Data for review Block Start

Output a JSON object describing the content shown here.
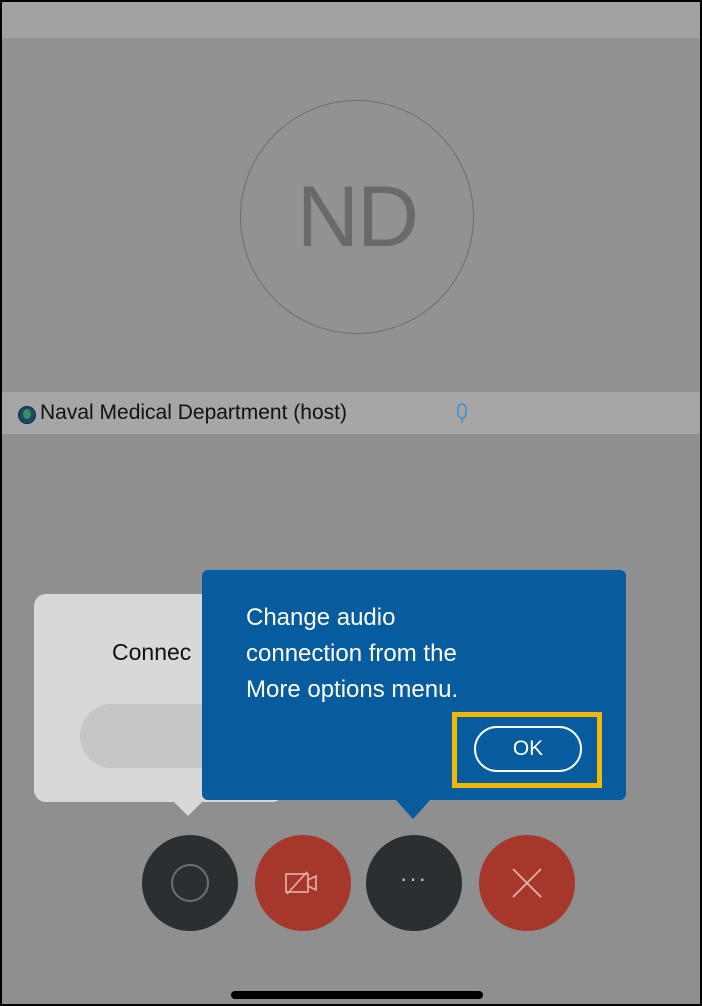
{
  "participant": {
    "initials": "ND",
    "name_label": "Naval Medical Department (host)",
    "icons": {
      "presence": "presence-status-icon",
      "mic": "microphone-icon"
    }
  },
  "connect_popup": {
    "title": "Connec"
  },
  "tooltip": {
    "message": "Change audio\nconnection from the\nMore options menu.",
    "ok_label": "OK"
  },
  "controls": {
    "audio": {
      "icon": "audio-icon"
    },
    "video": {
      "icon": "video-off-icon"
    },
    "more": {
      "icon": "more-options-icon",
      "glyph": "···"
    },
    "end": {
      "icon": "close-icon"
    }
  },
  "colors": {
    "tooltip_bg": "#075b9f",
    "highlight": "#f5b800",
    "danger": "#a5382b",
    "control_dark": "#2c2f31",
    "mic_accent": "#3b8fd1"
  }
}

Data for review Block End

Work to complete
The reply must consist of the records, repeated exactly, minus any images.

Output of the task
Output a JSON object describing the content shown here.
{
  "participant": {
    "initials": "ND",
    "name_label": "Naval Medical Department (host)",
    "icons": {
      "presence": "presence-status-icon",
      "mic": "microphone-icon"
    }
  },
  "connect_popup": {
    "title": "Connec"
  },
  "tooltip": {
    "message": "Change audio\nconnection from the\nMore options menu.",
    "ok_label": "OK"
  },
  "controls": {
    "audio": {
      "icon": "audio-icon"
    },
    "video": {
      "icon": "video-off-icon"
    },
    "more": {
      "icon": "more-options-icon",
      "glyph": "···"
    },
    "end": {
      "icon": "close-icon"
    }
  },
  "colors": {
    "tooltip_bg": "#075b9f",
    "highlight": "#f5b800",
    "danger": "#a5382b",
    "control_dark": "#2c2f31",
    "mic_accent": "#3b8fd1"
  }
}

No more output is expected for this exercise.